> **TASK BRIEF**
The required response is the number of lines in the entries that include the word "Edit", with nothing added.

> **DATA PROVIDED**
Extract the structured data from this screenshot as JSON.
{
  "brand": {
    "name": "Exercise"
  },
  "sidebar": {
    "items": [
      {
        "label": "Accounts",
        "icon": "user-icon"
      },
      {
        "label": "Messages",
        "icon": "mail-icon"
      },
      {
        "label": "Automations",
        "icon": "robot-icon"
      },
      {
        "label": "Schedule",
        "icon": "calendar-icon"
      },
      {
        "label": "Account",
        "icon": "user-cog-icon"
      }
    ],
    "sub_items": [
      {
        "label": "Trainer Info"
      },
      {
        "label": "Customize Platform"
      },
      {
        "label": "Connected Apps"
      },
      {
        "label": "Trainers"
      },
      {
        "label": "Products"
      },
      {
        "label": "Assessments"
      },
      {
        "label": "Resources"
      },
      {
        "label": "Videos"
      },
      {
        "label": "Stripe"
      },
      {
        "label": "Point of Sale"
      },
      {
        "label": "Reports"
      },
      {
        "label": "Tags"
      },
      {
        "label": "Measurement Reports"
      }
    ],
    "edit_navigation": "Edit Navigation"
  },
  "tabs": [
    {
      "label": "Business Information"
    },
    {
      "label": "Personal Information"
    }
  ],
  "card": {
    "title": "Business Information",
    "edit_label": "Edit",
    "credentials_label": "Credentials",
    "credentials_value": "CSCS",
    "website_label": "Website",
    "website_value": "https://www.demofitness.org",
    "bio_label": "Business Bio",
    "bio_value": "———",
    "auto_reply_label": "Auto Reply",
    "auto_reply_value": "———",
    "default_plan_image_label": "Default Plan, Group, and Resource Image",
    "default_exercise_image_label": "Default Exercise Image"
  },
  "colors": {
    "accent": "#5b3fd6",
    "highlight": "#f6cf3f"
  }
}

> **RESPONSE TO THIS TASK**
2